In the Returning Tide, the Undertow of History

This edition of M+ Screenings explores ideas of curtailment and interruption in the production, circulation, or viewing of films. Featuring essay films, documentaries, and works that have only recently been made available for audiences, it looks at history through the lens of cinema and the new stories that come about in its reading.

Whether shelved, unfinished, or unseen, the selected works, or their subjects, are inextricably linked to the conditions and localities from which they were conceived. This is especially the case for films from the late 1970s and early 1980s. As contemporary artists, filmmakers, and researchers begin to shed light on the individuals whose lives, practices, and works remain marked or motivated by these histories, they offer valuable insights that go beyond historicisation and documentation.

Featuring stories centred in Afghanistan, Argentina, Cambodia, China, Iran, Morocco, and Sudan, Cinema, Disrupted seeks to illustrate the complex and interwoven circumstances that affect cultural production. The films in this programme examine the entanglement between independent and collective practice—between personal commitment, industry conditions, and in many ways, nation-building. They recognise the 1970s and the surrounding years not only as a time of remarkable challenges for image-making, but also one that saw some of the most interesting collaborations and crucial junctures in the careers of these artists and filmmakers.

Part One: Disrupted Views examines the challenges of filmmaking and cinema-going in the 1970s and the 1980s, including excerpts from the rarely seen footage of Chi Xiaoning’s Film of Stars Group Activities of 1979, now part of the M+ Collections. In reconstituting these histories, Disrupted Views intimates a view of image-making and image-watching as having immense ideological and collective power. Part Two: Interrupted Legacies considers the creative potential and personal impact of moving image works from this era and further illustrates an idea of cinema-making that is inseparable from the contested, refashioned, or even speculative telling of history. Together, the two parts offer a closer look at the conditions which shaped the distinct textures of cinema cultures at a specific time.

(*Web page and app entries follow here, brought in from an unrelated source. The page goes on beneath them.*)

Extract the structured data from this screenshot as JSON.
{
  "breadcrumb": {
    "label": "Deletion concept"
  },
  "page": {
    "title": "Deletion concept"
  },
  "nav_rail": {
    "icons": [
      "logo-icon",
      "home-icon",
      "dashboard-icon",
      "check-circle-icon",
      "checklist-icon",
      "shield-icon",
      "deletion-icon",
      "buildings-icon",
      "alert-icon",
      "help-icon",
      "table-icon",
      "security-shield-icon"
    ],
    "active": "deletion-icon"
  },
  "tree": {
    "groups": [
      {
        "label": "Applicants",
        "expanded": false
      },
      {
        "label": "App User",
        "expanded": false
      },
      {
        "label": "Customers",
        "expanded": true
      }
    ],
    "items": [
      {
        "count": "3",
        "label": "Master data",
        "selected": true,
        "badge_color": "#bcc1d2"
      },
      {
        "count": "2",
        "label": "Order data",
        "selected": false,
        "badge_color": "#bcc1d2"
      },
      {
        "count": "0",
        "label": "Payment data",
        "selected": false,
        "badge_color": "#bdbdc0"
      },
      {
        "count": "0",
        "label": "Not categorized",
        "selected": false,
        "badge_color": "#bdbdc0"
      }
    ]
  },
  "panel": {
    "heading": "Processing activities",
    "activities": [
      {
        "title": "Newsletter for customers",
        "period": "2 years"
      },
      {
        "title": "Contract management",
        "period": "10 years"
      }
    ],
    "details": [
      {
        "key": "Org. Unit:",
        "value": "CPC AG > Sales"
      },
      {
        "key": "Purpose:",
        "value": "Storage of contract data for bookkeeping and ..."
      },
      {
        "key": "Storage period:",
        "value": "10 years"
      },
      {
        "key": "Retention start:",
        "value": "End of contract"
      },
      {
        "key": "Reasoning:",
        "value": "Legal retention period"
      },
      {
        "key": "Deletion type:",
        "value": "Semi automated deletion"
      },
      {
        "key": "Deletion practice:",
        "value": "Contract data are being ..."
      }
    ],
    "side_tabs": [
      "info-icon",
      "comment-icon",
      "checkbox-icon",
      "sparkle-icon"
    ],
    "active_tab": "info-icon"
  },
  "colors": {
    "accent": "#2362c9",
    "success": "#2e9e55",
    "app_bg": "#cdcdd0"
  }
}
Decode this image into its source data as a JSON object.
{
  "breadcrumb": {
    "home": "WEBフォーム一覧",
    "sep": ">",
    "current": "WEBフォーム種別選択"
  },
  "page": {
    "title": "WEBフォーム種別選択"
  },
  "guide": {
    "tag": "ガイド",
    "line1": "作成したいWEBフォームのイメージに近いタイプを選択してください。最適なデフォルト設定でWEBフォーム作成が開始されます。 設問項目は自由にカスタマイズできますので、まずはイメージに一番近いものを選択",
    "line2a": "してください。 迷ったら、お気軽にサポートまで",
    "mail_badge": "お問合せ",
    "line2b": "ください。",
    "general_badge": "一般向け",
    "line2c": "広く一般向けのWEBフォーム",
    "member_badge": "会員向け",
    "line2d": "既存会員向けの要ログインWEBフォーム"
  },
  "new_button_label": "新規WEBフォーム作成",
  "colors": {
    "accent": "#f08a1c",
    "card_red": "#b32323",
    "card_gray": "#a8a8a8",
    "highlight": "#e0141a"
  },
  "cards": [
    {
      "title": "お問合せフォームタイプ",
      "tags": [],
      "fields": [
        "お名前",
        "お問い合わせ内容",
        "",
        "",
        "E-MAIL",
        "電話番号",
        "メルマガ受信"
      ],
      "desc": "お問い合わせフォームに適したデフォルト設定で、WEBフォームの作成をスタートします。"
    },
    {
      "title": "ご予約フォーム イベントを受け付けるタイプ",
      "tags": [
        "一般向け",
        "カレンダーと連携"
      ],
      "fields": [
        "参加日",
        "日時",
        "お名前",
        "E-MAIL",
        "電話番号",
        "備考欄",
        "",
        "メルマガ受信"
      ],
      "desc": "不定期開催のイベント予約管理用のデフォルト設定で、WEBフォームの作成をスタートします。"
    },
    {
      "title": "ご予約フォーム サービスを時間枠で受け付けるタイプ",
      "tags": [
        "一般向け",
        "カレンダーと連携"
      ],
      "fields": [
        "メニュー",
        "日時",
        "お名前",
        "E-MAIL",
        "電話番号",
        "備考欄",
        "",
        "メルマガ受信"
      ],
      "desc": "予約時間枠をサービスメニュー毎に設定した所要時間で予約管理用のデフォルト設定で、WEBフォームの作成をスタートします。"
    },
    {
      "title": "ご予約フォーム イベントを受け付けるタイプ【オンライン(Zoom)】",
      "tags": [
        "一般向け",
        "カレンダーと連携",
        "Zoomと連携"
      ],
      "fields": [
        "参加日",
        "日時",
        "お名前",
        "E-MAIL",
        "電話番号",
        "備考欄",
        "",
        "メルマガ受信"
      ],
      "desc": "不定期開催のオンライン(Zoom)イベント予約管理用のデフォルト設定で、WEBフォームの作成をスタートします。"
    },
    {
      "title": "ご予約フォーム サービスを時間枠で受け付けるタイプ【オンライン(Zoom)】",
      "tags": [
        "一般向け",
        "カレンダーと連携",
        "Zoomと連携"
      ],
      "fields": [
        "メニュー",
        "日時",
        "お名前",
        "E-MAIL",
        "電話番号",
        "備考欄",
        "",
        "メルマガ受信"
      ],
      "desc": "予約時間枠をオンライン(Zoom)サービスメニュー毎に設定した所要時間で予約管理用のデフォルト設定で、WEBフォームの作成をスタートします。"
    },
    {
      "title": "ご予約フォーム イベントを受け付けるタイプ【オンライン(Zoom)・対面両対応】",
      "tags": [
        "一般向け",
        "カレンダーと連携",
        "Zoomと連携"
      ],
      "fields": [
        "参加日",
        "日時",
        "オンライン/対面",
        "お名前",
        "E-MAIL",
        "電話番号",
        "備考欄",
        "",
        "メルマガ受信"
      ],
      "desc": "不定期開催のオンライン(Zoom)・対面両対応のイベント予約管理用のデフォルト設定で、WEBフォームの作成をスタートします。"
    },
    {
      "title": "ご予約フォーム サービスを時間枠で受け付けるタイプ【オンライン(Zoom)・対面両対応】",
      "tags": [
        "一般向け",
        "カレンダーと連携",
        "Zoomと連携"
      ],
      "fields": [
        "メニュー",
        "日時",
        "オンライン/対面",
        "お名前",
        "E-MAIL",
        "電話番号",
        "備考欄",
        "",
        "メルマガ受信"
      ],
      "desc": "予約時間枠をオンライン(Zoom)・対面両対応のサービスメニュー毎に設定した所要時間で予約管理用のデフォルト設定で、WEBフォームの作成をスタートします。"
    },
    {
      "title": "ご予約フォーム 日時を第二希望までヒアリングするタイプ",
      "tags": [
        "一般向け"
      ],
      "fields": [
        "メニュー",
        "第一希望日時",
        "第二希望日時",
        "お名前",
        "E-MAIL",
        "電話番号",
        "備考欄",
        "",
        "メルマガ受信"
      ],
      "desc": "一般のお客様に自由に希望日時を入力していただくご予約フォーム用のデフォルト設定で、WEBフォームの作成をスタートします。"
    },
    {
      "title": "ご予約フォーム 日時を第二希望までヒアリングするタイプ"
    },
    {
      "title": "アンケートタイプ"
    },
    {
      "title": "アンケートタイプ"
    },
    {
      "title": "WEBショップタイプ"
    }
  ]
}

This programme supports the idea of cinema as an ever-evolving form—an essential part of modern visual culture—whose varied disruptions not only reflect the precarious nature of filmmaking, but also probe the underlying forces that continue to influence the creative process. During these times when our own modes of viewing and notions of cinema seem momentarily upturned, the films and talks offer an expanded forum for debate and reflection.

Chanel Kong
Associate Curator, Moving Image, M+